(Data entries)
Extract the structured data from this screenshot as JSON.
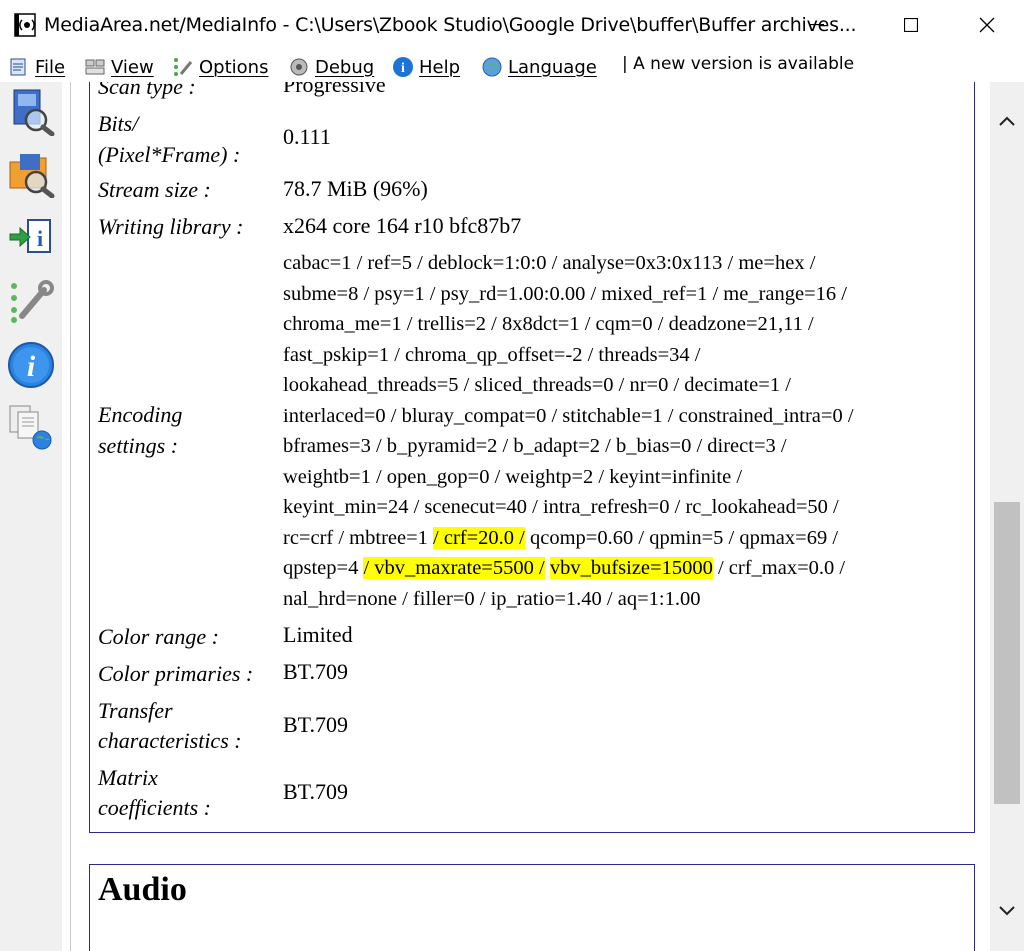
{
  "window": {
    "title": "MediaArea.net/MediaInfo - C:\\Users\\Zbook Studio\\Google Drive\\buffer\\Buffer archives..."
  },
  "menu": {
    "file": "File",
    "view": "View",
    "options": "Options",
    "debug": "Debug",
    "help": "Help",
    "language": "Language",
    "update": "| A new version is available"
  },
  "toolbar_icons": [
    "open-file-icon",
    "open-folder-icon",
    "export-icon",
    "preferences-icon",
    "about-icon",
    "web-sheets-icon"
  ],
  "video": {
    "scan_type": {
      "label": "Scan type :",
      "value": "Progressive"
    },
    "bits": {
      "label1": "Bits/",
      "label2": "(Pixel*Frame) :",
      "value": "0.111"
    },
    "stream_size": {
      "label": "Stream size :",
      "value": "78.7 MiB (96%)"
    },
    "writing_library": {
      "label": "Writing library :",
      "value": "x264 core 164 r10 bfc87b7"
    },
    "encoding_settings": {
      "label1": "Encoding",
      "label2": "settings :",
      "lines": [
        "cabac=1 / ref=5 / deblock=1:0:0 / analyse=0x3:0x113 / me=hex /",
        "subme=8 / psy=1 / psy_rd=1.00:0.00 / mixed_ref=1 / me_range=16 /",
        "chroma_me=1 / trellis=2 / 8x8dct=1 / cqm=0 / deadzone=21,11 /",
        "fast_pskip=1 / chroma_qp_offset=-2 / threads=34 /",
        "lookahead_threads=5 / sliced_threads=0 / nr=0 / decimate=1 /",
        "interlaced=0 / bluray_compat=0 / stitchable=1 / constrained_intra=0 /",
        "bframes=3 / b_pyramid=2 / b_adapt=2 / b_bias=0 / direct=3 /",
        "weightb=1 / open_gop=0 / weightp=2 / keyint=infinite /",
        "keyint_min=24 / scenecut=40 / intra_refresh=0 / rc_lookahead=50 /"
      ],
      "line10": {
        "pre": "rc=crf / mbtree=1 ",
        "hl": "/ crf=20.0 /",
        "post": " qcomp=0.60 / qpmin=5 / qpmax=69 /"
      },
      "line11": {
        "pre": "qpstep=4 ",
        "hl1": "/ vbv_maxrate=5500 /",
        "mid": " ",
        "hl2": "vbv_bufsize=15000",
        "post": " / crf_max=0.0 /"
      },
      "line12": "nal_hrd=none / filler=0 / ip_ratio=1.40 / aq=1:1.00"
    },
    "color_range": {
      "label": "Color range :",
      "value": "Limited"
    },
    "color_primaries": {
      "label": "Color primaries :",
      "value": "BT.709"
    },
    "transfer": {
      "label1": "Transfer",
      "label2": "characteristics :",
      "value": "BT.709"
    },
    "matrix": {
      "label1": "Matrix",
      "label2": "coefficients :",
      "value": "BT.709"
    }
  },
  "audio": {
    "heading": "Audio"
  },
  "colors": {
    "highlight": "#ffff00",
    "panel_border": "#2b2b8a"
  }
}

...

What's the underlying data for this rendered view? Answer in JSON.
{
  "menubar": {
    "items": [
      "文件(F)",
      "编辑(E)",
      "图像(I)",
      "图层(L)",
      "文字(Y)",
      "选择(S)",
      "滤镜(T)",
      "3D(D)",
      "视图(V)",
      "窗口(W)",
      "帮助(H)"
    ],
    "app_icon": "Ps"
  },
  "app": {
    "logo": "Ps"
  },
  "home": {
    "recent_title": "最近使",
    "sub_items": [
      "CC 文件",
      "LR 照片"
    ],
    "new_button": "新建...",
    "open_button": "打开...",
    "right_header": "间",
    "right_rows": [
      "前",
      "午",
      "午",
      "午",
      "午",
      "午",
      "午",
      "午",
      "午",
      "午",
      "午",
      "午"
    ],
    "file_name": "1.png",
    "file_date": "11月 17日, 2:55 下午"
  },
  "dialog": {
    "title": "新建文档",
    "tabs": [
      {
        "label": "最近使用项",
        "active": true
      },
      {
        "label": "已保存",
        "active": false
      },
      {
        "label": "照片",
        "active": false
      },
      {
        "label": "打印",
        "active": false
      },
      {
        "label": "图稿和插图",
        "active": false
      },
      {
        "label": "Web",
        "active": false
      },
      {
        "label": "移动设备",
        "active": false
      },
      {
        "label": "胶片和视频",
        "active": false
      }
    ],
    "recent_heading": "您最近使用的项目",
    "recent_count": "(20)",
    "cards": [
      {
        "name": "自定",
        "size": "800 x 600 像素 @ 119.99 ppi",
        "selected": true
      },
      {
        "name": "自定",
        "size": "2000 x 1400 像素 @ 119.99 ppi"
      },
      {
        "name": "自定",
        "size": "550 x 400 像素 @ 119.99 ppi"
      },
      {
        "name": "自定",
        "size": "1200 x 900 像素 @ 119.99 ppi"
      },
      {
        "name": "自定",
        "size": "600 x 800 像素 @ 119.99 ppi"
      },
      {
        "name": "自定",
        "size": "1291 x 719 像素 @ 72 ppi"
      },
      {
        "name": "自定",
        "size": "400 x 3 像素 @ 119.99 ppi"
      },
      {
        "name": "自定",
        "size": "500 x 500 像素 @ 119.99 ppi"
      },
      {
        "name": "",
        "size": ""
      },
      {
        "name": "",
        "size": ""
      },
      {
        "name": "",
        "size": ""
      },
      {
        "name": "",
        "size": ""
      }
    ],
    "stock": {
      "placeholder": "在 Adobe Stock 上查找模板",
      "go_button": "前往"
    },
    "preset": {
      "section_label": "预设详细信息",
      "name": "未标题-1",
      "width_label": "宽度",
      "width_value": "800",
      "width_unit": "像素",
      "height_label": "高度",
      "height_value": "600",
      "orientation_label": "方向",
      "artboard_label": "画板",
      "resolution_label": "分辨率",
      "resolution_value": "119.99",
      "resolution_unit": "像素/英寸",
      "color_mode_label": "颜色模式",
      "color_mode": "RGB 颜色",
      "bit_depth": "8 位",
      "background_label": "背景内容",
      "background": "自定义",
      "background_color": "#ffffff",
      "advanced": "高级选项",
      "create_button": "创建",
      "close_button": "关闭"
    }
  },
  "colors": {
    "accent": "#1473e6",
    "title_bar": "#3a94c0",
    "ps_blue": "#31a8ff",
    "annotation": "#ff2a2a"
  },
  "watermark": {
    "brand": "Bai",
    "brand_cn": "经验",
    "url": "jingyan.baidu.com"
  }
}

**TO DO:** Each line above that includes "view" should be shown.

**SOLUTION TO THIS TASK:**
    "view": "View",
What's the underlying data for this rendered view? Answer in JSON.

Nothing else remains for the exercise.